**Exercise directions:** All the lines below need retyping exactly, apart from the images.

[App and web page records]
--

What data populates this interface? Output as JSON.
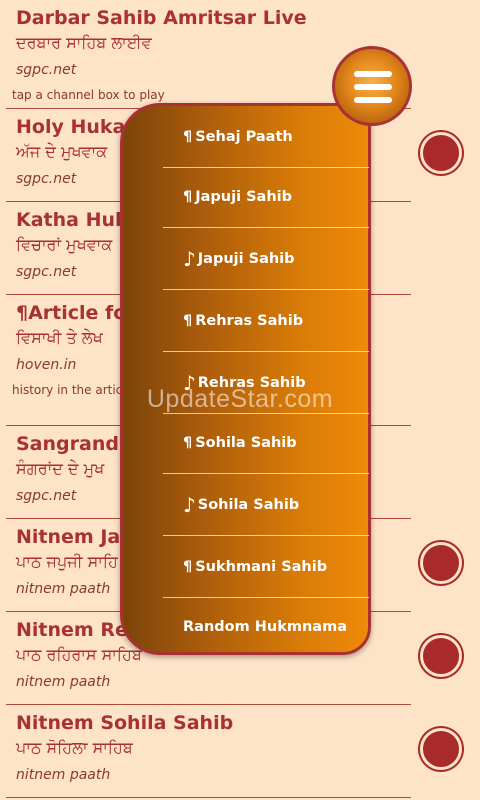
{
  "channels": [
    {
      "title": "Darbar Sahib Amritsar Live",
      "punjabi": "ਦਰਬਾਰ ਸਾਹਿਬ ਲਾਈਵ",
      "source": "sgpc.net",
      "desc": "tap a channel box to play"
    },
    {
      "title": "Holy Hukam",
      "punjabi": "ਅੱਜ ਦੇ ਮੁਖਵਾਕ",
      "source": "sgpc.net",
      "desc": ""
    },
    {
      "title": "Katha Huka",
      "punjabi": "ਵਿਚਾਰਾਂ ਮੁਖਵਾਕ",
      "source": "sgpc.net",
      "desc": ""
    },
    {
      "title": "¶Article for",
      "punjabi": "ਵਿਸਾਖੀ ਤੇ ਲੇਖ",
      "source": "hoven.in",
      "desc": "history in the articl                                         the Sikhs"
    },
    {
      "title": "Sangrand H",
      "punjabi": "ਸੰਗਰਾਂਦ ਦੇ ਮੁਖ",
      "source": "sgpc.net",
      "desc": ""
    },
    {
      "title": "Nitnem Jap",
      "punjabi": "ਪਾਠ ਜਪੁਜੀ ਸਾਹਿ",
      "source": "nitnem paath",
      "desc": ""
    },
    {
      "title": "Nitnem Reh",
      "punjabi": "ਪਾਠ ਰਹਿਰਾਸ ਸਾਹਿਬ",
      "source": "nitnem paath",
      "desc": ""
    },
    {
      "title": "Nitnem Sohila Sahib",
      "punjabi": "ਪਾਠ ਸੋਹਿਲਾ ਸਾਹਿਬ",
      "source": "nitnem paath",
      "desc": ""
    }
  ],
  "menu": {
    "items": [
      {
        "glyph": "¶",
        "label": "Sehaj Paath"
      },
      {
        "glyph": "¶",
        "label": "Japuji Sahib"
      },
      {
        "glyph": "♪",
        "label": "Japuji Sahib"
      },
      {
        "glyph": "¶",
        "label": "Rehras Sahib"
      },
      {
        "glyph": "♪",
        "label": "Rehras Sahib"
      },
      {
        "glyph": "¶",
        "label": "Sohila Sahib"
      },
      {
        "glyph": "♪",
        "label": "Sohila Sahib"
      },
      {
        "glyph": "¶",
        "label": "Sukhmani Sahib"
      },
      {
        "glyph": "",
        "label": "Random Hukmnama"
      }
    ]
  },
  "watermark": "UpdateStar.com",
  "colors": {
    "background": "#fde3c7",
    "accent": "#a83232",
    "menu_gradient_start": "#7a4408",
    "menu_gradient_end": "#f08a08"
  },
  "icons": {
    "menu": "hamburger-icon",
    "play": "play-circle-icon"
  }
}
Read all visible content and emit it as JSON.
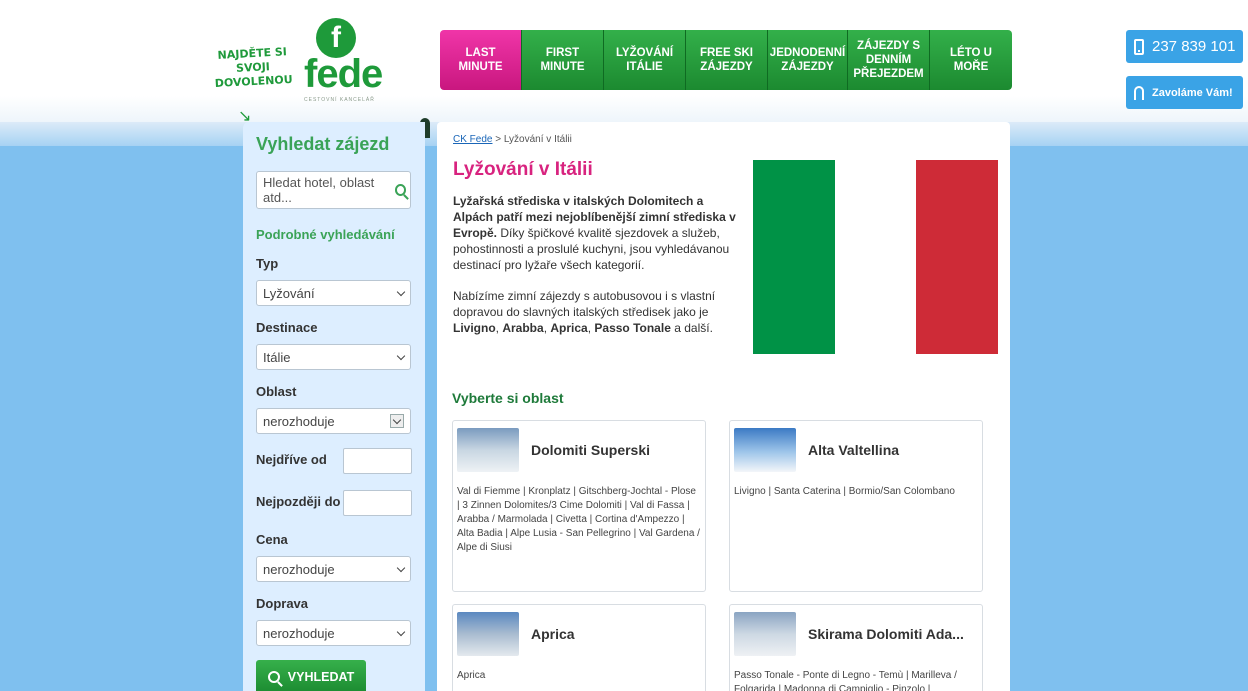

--

**Output for this exercise:**
What data populates this interface? Output as JSON.
{
  "channels": [
    {
      "title": "Darbar Sahib Amritsar Live",
      "punjabi": "ਦਰਬਾਰ ਸਾਹਿਬ ਲਾਈਵ",
      "source": "sgpc.net",
      "desc": "tap a channel box to play"
    },
    {
      "title": "Holy Hukam",
      "punjabi": "ਅੱਜ ਦੇ ਮੁਖਵਾਕ",
      "source": "sgpc.net",
      "desc": ""
    },
    {
      "title": "Katha Huka",
      "punjabi": "ਵਿਚਾਰਾਂ ਮੁਖਵਾਕ",
      "source": "sgpc.net",
      "desc": ""
    },
    {
      "title": "¶Article for",
      "punjabi": "ਵਿਸਾਖੀ ਤੇ ਲੇਖ",
      "source": "hoven.in",
      "desc": "history in the articl                                         the Sikhs"
    },
    {
      "title": "Sangrand H",
      "punjabi": "ਸੰਗਰਾਂਦ ਦੇ ਮੁਖ",
      "source": "sgpc.net",
      "desc": ""
    },
    {
      "title": "Nitnem Jap",
      "punjabi": "ਪਾਠ ਜਪੁਜੀ ਸਾਹਿ",
      "source": "nitnem paath",
      "desc": ""
    },
    {
      "title": "Nitnem Reh",
      "punjabi": "ਪਾਠ ਰਹਿਰਾਸ ਸਾਹਿਬ",
      "source": "nitnem paath",
      "desc": ""
    },
    {
      "title": "Nitnem Sohila Sahib",
      "punjabi": "ਪਾਠ ਸੋਹਿਲਾ ਸਾਹਿਬ",
      "source": "nitnem paath",
      "desc": ""
    }
  ],
  "menu": {
    "items": [
      {
        "glyph": "¶",
        "label": "Sehaj Paath"
      },
      {
        "glyph": "¶",
        "label": "Japuji Sahib"
      },
      {
        "glyph": "♪",
        "label": "Japuji Sahib"
      },
      {
        "glyph": "¶",
        "label": "Rehras Sahib"
      },
      {
        "glyph": "♪",
        "label": "Rehras Sahib"
      },
      {
        "glyph": "¶",
        "label": "Sohila Sahib"
      },
      {
        "glyph": "♪",
        "label": "Sohila Sahib"
      },
      {
        "glyph": "¶",
        "label": "Sukhmani Sahib"
      },
      {
        "glyph": "",
        "label": "Random Hukmnama"
      }
    ]
  },
  "watermark": "UpdateStar.com",
  "colors": {
    "background": "#fde3c7",
    "accent": "#a83232",
    "menu_gradient_start": "#7a4408",
    "menu_gradient_end": "#f08a08"
  },
  "icons": {
    "menu": "hamburger-icon",
    "play": "play-circle-icon"
  }
}
Read all visible content and emit it as JSON.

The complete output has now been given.